I love pierogi. I love to eat them, love to make them, and nearly always have several dozen on hand–just for emergencies.
First, my “credentials.” I started life as a pierogi-eater. They were always a special treat, and we had them every year for Christmas eve. I recall one year when I was young and my brother and I had a pierogi-eating contest. I’m not sure who won, but I believe I ate 14 of them! Well, I was a growing teenager at the time.
Later, when I was on my own, I tried my hand at making them, using my mother’s hand-written recipe, passed down from her mother and her mother’s mother, who brought it from the “old country.” Over the years, I’ve refined the recipe and the technique. I’d say that I’ve made thousand of pierogi over the last 50 or so years since I left home.
Early on, I’d make them and then eat them. Later, I started to gather with friends, and we’d make and eat them together. And they we started making more and more–one year a group of us made well over 400 pierogi. And that brought up the question of storage. At first, we’d boil them all, fry and eat what we could, and then freeze the remainder. But over the years, I started making them myself, just because I like to make them. And then I’d freeze them. At first I always froze them individually, uncooked. Then when a need arose, I’d boil, then fry them.
Eventually I wondered about doing the opposite, making them, boiling them, then freezing them for use later. Each scenario has advantages and disadvantages. Now that you know my “pierogi credentials,” here’s my take on the two various methods and what my experience has taught me
Freeze now, then later boil, fry, and eat
In this scenario, which I tried first, I’d make the pierogi, then carefully line them up on sheet pans (on parchment paper), put them in the freezer, and freeze until solid (at least one day). Once frozen, I place in a single layer in a vacuum sealer bag, then seal, but not so air-tight that I crowd them. The advantage here is that once frozen, they are pretty solid. They freeze well in a single layer and can be stored that way in the freezer. When the need arises, there is no need to thaw, you simply plunk them in boiling, salted water, and cook until they float to the top–and then maybe one or two minutes longer. Drain, then fry in butter and you have these little heavenly pillows ready to serve and eat. The nice thing is, you don’t need to plan ahead, and you can simply take out and boil what you need. It works fine. One note: if you’re going to eat them sooner rather than later, you can skip vacuum sealing. But if you think you might keep them frozen more than a month, vacuum sealing is a must as it will prevent them from getting freezer burn.

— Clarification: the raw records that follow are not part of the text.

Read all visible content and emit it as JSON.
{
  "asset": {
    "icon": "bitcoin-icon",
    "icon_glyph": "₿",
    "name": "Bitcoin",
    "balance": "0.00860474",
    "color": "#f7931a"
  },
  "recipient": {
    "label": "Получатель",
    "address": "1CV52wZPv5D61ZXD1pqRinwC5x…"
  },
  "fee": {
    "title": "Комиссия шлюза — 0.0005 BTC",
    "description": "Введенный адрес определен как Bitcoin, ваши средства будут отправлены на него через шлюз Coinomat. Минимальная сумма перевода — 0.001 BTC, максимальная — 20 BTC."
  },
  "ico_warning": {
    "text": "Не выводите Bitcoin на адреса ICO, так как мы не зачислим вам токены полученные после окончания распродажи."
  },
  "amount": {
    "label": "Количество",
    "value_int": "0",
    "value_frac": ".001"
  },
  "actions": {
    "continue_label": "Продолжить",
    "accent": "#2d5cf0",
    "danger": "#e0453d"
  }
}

Boil now, then cool and freeze for use later when you can thaw, fry, and eat
Lately, I’ve been using another method, and it has some advantages. I make the pieorgi, then boil them until cooked (when they float, give them another minute), then drain and chill in an ice bath. Once good and chilled, coat them with a bit of butter (or oil). Place on a parchment-lined sheet and freeze in a single layer until good and frozen (overnight at least). Once frozen, place in a single layer in a vacuum sealer bag and vacuum seal–but not too tightly, you don’t want to crack the delicate edges. (You could skip the vacuum seal if you plan to use within a month, and just place in a zip-lock bag, but to keep for longer, vacuum sealing is a must to avoid freezer burn).
This method requires a bit of advance planning. When planning to serve them, pull them out of the freezer and let them defrost at room temperature about 3 hours–they’ll still be plenty cold (for food safety) and may still be a bit frozen in the center. If they thaw too fast, just refrigerate. Then, just before serving, fry them gently in butter (I prefer to mix butter and olive oil, 50/50) and they are ready to serve. By the time they are browned, they’ll be heated through (remember, they’re already cooked) and ready to serve. Of course, you’ll need to cook all you’ve thawed, so freezing in smaller batches is advised. Though in my home, leftover pierogi magically disappear quite fast.
There is no “right” way to make pierogi in advance. You have to do what works best for you. In both methods, I recommend you freeze individually. Once frozen, you can place them in freezer bags or vacuum seal them. Which every way you choose, you can ensure you have an emergency stash of pierogi–I always have some on hand, just in cast. Smacznego!